Shanghai free-trade zone
Shanghai free-trade zone (FTZ) is the first Hong Kong-like free trade area in mainland China. The plan was first announced by the government in July and it was personally endorsed by Premier Li Keqiang who said he wanted to make the zone a snapshot of how China can upgrade its economic structure. Other mainland cities and provinces including Tianjin and Guangdong have also lobbied Beijing for such approvals. The Shanghai FTZ will first span 28.78 square kilometres in the city's Pudong New Area, including the Waigaoqiao duty-free zone and Yangshan port and it is believed it may eventually expand to cover the entire Pudong district which covers 1,210.4 sq km of land.
Commodities trading the latest move by Shanghai to talk up free trade zone
Commodities exchanges the latest idea for city's free trade zone, and part of its plan to establish itself as a hub for international commerce

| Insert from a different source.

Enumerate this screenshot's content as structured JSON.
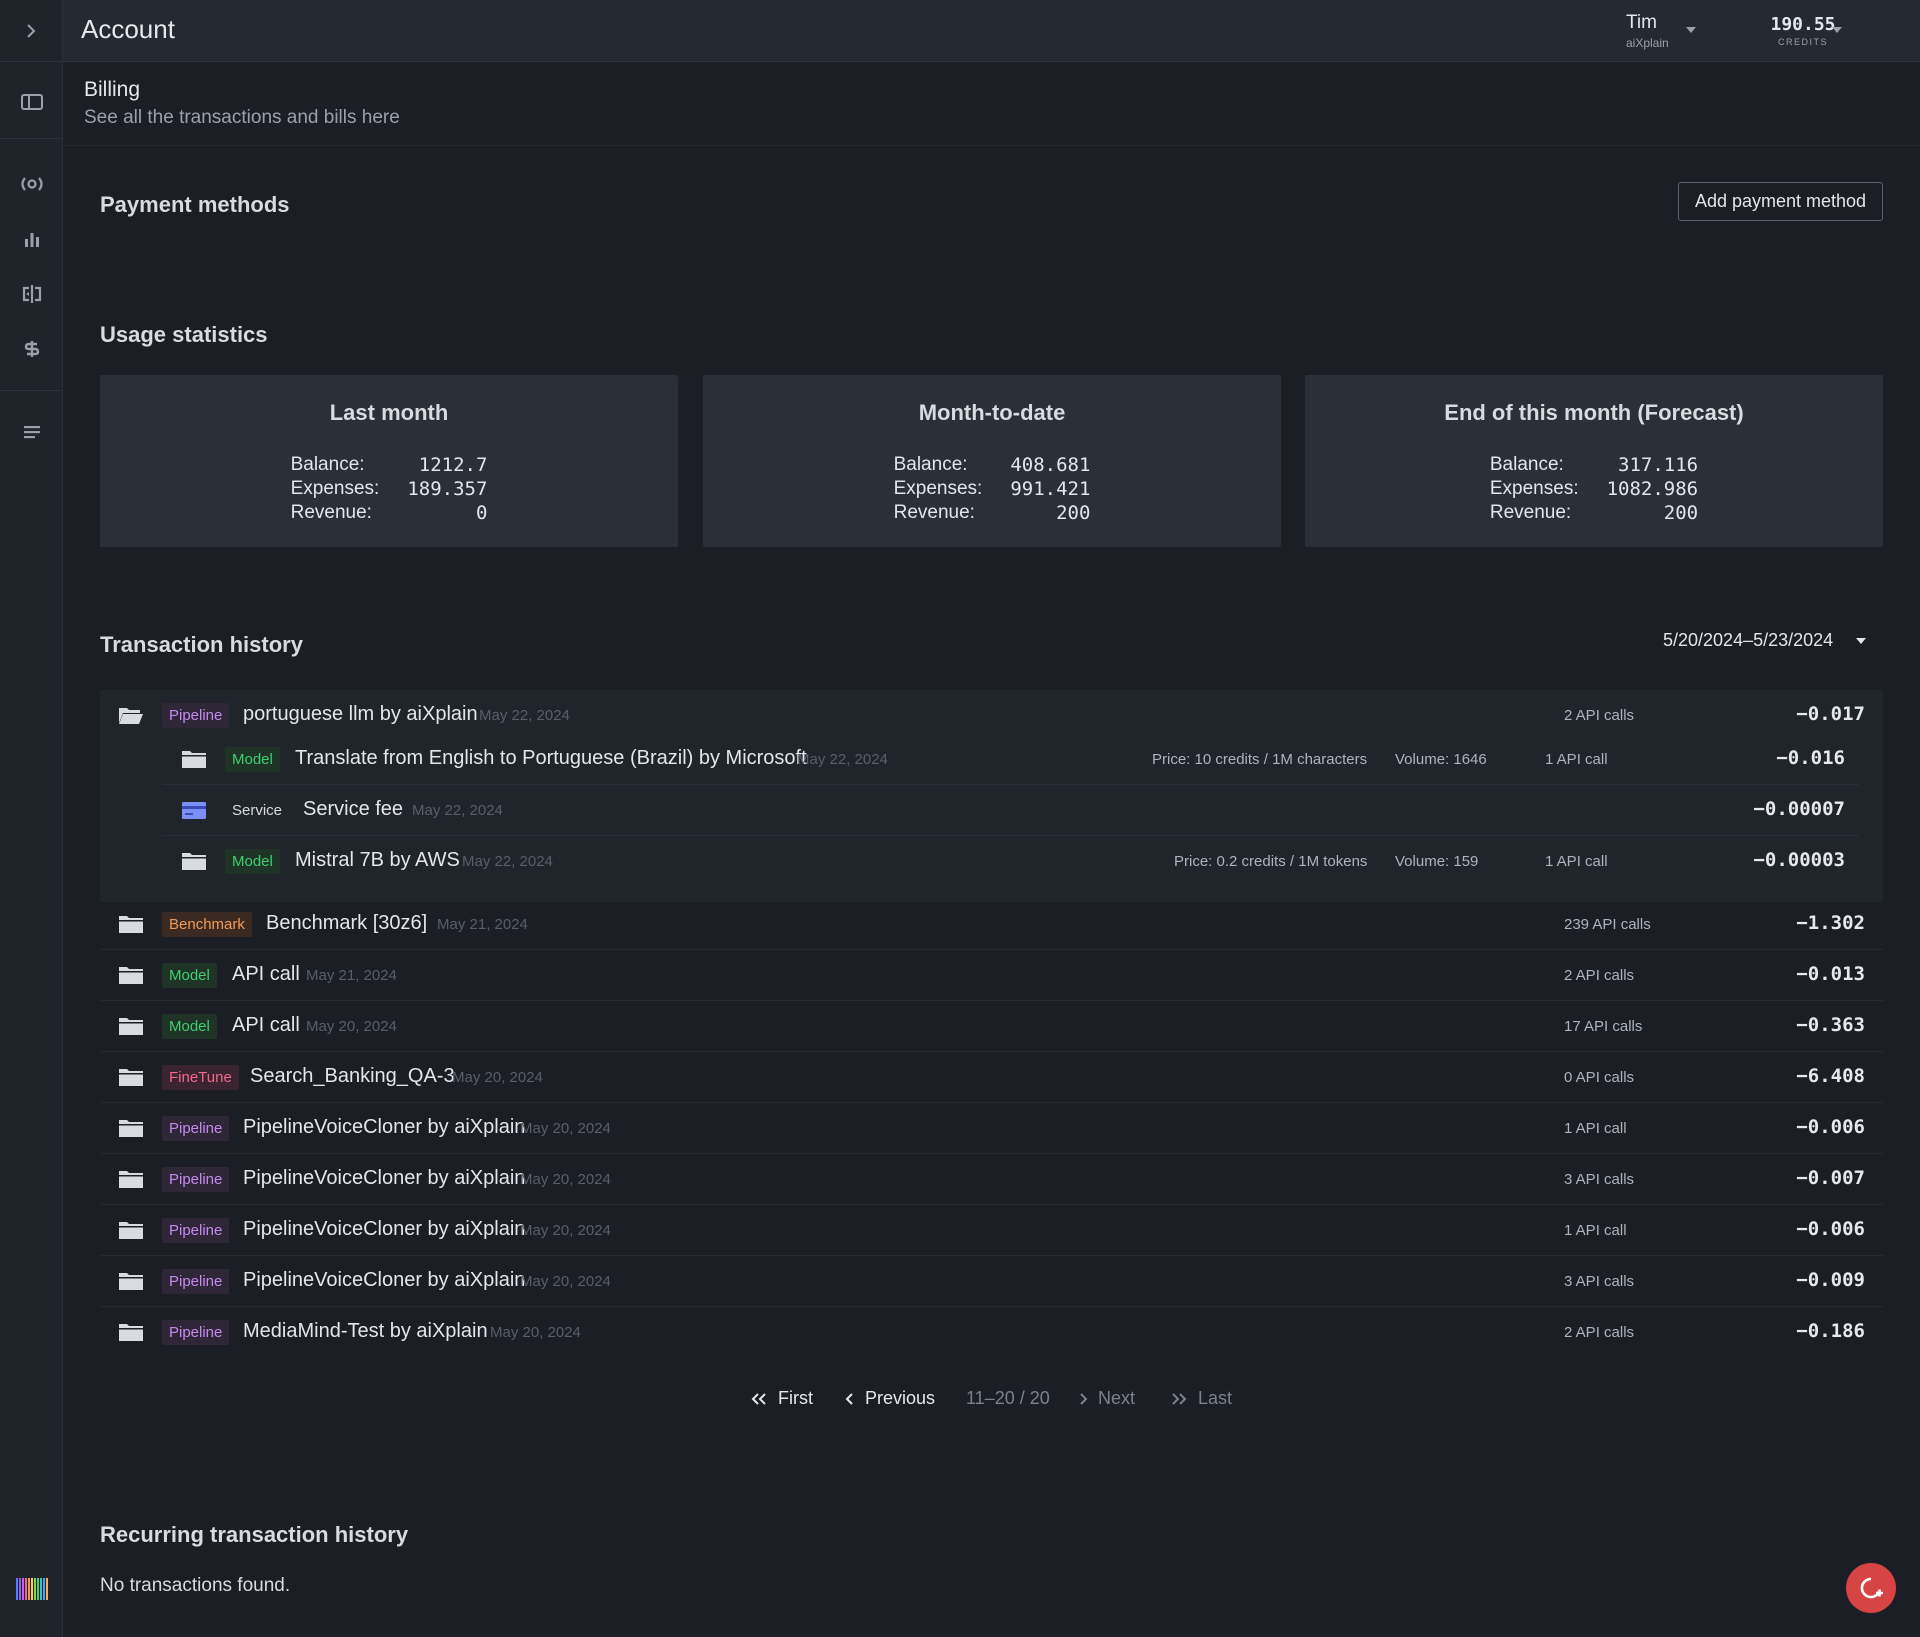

In the latest attempt to raise the profile of its Hong Kong-style free port, Shanghai has unveiled ambitious plans to create a clutch of international commodity trading platforms in its free-trade zone (FTZ).
According to an action plan to develop the city into a centre for international commerce, major commodities including iron ore, cotton and copper will be traded on the internationalised markets inside the 28.8 sq km FTZ by 2015.
The announcement follows long-heralded plans to establish international boards for crude oil futures and gold trading in the zone.
The launch of the Shanghai FTZ last September was viewed as a first step by mainland China's most developed city towards transforming itself into a major global metropolis.
Establishing international platforms for spot trading in commodities is quintessential to Shanghai's ambitions of becoming a hub for international commerce. They would be likely to help China gain more pricing power over commodities that play a pivotal role in the country's economic development.
The authorities "are required to speed up the preparatory work and try to enforce the policies soon", the municipality said in a circular published on Wednesday.
In 2009, Shanghai announced its plan to build itself into a global financial and shipping centre, and actively lobbied the central government to let it conduct bold financial liberalisation and simplify customs procedures.
At the time, the city shied away from announcing its ambition to become a centre for international commerce since city officials did not think Beijing would grant the necessary policy incentives. Beijing rejected the city's request to cut corporate tax in the zone from 25 per cent to 15 per cent before the zone's launch.
The announcement of the FTZ, a test bed for further economic reforms under Premier Li Keqiang , opened the way for the city's plan to woo international traders to conduct commodity transactions in Shanghai.
Commodity trading both on the spot and futures markets is off limits to foreign investors since the Chinese yuan is not convertible under the capital account.
The FTZ could facilitate the direct participation of foreign capital in the trading of commodities. However, planners have a long way to go to convince the investment community Shanghai could be a big marketplace for commodities.
The opaque legal system remains a primary concern of foreign investors, who believe that only effective rule of law can ensure fairness and transparency in dealmaking.
Aside from the legal issue, market regulators' capricious policymaking is a stumbling block to the early launch of such trading platforms.
"Oil futures trading has yet to be launched despite an official announcement by regulators two years ago," said Citic Futures analyst Liu Yang. "The regulators have exhausted investors' patience."